The show at K-Bay also includes smaller works on the theme of light and stars.
Over the past decade, Cope’s reputation as an artist has quietly grown. A member of the Bunnell Street Arts Center board of directors, she regularly shows there, with a show last May and pieces in shows like November’s 10×10 exhibit. Cope also has helped facilitate community murals, including a recent piece at her daughter’s school, Fireweed Academy, and at the Homer Council on the Arts and the South Peninsula Athletic and Recreation Complex, or SPARC. Creating art for sale can enhance her career, she said, but so can community contributions.

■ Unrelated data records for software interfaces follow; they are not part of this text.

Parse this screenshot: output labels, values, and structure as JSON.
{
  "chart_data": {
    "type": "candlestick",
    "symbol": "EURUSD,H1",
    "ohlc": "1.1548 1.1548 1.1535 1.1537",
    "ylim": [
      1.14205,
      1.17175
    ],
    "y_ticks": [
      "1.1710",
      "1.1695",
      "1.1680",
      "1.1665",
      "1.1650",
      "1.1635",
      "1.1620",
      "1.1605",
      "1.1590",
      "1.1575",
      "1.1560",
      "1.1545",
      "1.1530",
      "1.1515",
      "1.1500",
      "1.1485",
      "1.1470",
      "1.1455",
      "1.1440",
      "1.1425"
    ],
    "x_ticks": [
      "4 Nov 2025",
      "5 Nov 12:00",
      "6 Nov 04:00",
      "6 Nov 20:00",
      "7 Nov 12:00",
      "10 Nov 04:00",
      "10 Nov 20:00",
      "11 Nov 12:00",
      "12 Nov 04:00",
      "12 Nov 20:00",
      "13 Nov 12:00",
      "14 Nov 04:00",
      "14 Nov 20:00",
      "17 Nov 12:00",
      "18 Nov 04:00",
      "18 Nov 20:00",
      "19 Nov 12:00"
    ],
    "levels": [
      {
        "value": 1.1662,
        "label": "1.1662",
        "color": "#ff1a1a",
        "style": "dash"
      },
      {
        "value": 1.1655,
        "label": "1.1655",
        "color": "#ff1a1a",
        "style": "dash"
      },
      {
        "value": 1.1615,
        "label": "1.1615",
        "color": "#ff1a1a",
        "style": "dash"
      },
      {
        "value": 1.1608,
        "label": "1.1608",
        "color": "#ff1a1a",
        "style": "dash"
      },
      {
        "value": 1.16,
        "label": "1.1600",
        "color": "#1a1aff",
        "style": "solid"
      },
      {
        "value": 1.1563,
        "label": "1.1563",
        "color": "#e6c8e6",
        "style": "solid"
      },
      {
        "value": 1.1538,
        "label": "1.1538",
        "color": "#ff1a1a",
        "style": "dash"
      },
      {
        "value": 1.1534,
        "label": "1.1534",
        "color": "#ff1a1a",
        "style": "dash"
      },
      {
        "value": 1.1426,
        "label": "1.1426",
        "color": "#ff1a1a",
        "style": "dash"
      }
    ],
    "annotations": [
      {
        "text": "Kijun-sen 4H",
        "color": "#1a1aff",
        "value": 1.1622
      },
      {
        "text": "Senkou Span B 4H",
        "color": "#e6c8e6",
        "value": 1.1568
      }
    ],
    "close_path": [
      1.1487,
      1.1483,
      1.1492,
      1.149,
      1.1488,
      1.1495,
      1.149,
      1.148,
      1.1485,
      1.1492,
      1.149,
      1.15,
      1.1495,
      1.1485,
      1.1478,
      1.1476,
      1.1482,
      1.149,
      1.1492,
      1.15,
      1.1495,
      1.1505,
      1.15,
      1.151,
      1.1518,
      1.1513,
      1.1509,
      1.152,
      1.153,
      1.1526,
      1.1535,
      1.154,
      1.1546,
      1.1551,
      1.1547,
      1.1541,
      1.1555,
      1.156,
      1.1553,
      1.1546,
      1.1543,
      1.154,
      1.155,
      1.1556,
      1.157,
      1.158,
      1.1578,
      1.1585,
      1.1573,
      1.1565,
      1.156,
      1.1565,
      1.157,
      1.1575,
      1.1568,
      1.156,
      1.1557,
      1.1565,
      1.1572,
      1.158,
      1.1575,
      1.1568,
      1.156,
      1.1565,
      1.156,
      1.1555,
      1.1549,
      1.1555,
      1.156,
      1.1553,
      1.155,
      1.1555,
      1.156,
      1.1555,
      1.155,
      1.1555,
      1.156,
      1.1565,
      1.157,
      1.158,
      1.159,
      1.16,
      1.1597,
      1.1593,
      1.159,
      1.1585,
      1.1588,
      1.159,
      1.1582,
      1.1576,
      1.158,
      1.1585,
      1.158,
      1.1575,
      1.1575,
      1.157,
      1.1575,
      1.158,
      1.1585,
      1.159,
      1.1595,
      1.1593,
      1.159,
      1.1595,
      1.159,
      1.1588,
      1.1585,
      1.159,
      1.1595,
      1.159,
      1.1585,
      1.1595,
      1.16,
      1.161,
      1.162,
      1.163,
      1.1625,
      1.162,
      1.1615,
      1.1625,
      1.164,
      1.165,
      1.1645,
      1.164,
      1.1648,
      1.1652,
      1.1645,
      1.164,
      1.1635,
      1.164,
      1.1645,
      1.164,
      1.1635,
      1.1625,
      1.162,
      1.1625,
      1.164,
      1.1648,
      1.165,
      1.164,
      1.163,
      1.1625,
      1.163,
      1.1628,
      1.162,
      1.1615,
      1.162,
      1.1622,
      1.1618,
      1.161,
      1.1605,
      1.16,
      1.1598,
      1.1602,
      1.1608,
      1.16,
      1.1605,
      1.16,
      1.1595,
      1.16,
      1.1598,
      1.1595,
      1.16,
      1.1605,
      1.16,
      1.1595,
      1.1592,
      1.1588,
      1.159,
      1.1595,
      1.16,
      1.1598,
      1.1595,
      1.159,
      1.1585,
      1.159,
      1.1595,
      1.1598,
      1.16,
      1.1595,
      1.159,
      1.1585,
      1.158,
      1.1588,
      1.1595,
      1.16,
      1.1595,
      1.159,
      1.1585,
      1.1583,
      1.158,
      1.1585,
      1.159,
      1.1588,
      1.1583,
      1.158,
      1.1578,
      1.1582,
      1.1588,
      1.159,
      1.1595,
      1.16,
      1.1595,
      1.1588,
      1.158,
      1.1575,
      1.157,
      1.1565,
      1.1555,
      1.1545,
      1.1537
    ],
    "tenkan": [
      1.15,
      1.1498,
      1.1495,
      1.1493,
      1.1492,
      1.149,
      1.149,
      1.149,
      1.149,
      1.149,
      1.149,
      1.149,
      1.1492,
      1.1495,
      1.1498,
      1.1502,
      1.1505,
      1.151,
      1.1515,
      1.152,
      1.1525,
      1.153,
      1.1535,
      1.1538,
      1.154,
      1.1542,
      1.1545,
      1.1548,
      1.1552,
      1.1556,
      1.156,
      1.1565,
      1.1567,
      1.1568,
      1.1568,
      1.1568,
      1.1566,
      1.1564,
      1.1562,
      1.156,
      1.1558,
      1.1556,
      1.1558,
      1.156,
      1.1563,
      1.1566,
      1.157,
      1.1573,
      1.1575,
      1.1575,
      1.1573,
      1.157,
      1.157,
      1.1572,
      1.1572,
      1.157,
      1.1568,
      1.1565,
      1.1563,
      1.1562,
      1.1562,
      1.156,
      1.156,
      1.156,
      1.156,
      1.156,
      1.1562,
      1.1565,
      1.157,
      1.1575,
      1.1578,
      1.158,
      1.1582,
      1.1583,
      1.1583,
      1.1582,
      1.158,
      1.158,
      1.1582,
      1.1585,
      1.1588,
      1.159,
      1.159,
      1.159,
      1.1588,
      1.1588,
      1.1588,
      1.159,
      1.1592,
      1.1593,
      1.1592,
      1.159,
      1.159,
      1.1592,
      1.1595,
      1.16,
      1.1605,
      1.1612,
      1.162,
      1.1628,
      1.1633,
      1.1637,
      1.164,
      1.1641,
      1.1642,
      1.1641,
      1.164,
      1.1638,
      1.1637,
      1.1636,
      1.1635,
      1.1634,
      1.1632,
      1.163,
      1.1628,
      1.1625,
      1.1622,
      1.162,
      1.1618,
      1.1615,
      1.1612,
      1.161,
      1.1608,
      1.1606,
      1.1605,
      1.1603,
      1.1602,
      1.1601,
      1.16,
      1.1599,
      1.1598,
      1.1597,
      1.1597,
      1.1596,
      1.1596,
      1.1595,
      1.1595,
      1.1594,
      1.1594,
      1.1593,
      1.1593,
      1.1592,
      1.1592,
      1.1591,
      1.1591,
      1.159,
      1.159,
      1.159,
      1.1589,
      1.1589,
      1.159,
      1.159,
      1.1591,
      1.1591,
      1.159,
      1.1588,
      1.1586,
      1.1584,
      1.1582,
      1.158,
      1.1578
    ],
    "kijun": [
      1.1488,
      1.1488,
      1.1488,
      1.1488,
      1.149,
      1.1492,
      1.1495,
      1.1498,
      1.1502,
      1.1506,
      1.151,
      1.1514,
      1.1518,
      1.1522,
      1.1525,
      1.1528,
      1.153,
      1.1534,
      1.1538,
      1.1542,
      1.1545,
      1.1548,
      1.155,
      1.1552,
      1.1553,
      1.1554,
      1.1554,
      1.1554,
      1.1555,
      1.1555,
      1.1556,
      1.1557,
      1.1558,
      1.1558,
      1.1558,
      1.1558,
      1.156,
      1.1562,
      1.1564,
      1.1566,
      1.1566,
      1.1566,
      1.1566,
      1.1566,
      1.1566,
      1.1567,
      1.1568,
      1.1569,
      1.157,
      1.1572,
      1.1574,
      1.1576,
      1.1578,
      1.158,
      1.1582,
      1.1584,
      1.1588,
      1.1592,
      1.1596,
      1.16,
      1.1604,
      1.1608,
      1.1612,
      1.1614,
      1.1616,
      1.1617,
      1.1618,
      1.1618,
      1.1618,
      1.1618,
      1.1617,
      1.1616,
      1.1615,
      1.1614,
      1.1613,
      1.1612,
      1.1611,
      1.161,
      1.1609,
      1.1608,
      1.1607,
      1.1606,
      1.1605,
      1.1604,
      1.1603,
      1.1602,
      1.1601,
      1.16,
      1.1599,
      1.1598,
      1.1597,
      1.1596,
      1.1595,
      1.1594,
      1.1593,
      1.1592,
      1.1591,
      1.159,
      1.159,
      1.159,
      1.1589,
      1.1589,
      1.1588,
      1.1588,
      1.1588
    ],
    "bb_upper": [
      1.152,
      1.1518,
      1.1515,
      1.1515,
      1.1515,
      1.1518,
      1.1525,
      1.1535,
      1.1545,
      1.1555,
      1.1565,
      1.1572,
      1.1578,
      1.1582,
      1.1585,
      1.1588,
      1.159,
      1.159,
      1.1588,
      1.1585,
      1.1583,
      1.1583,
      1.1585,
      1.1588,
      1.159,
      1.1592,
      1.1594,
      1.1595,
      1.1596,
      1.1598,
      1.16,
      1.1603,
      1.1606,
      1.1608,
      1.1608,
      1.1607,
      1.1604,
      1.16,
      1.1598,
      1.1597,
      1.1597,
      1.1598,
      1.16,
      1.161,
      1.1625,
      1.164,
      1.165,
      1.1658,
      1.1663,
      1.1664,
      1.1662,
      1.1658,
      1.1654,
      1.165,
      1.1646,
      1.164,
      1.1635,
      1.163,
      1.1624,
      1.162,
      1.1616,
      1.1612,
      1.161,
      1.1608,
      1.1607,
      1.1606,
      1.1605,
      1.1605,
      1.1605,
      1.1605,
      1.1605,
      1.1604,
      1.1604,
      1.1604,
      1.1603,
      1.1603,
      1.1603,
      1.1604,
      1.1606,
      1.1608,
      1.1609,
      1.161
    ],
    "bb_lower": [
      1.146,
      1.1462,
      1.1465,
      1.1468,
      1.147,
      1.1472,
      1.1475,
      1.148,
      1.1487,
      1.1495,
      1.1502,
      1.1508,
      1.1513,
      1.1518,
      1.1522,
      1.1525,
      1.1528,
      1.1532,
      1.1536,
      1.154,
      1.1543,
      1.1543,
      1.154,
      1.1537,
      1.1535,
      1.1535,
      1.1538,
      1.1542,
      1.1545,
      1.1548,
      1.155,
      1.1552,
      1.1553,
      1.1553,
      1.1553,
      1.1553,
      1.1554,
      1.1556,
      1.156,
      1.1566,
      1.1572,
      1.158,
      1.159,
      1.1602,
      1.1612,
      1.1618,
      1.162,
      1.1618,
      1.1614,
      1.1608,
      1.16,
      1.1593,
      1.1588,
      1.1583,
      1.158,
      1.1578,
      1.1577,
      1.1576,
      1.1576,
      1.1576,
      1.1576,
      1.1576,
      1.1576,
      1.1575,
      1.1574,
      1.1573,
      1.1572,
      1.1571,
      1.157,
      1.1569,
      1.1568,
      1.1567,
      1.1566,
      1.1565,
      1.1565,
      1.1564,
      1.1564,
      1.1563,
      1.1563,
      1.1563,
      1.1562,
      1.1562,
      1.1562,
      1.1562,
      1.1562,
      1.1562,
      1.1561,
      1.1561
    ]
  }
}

“This idea of giving, fostering this idea of connection among people — I get a lot of satisfaction out of that,” she said.
Being a mother and an artist also has its challenges. At last May’s show at Bunnell during her artist talk, someone asked her how she found time to be an artist and a mother.
“That was a big spark for me. I said, ‘You have to fight for it,’” she said of her art. “I had to make that a priority. It’s easy not to do that. It’s easy to put it aside and be a martyr. I’m not my best self that way.”
The artist-mother conversation happens a lot among women artists who are mothers, Cope said. She listens to a podcast about artist moms. Right now she’s working on a project with another fellow mom artist.
“I notice since having kids there’s this increased need to make and demand that, ‘Yes, I am an artist. I have to do this,’” she said. “…There’s also this looseness that happens. … You have to be selfless. At any time you might be interrupted.”
Cope also is doing an open call for a show that’s about making work at night. She said that in some artist circles people say “you can’t be a serious artist if you’re making art on your kitchen table at night. This is the answer to that. Yes, I can.”
Women’s work and being a mother also gets devalued, she said.
“After I had my first daughter, somebody asked, ‘What do you do all day?’” she said. “How do you answer that? I’m caring for a human. I want to talk about the experience of being in a body, a female body, being a part of a community and raising somebody.”
Some parent artists also have the idea that they should put their work on hold while they raise children, and that they can do art when their kids are grown or out of the home. That’s not for her, Cope said.
“I want to be serious about work,” she said. “… I feel like there’s time lost there. There’s a lot of thinking and doing and practice in that time. … If you were to wait until your kids were out of school, there’s so much time there you could have been working.”
That’s what Cope does and wants to do: work. Artists can have talent, but what makes an artist often has to do with “the drive and the want,” she said.
“Those are the people who end up getting somewhere, wherever that place will be,” she said. “….I think the drive and the practice, kind of single-mindedness you have to devote to anything, is where you gain skills and confidence.”
Cope said she feels like she is on the cusp of change.
“Sometimes I feel like we’re on this precipice. There’s this anxiety. Things are changing but there’s also hope and community,” she said. “… There’s this rapid change happening with me. I don’t know where it’s going, but I’m just following it.”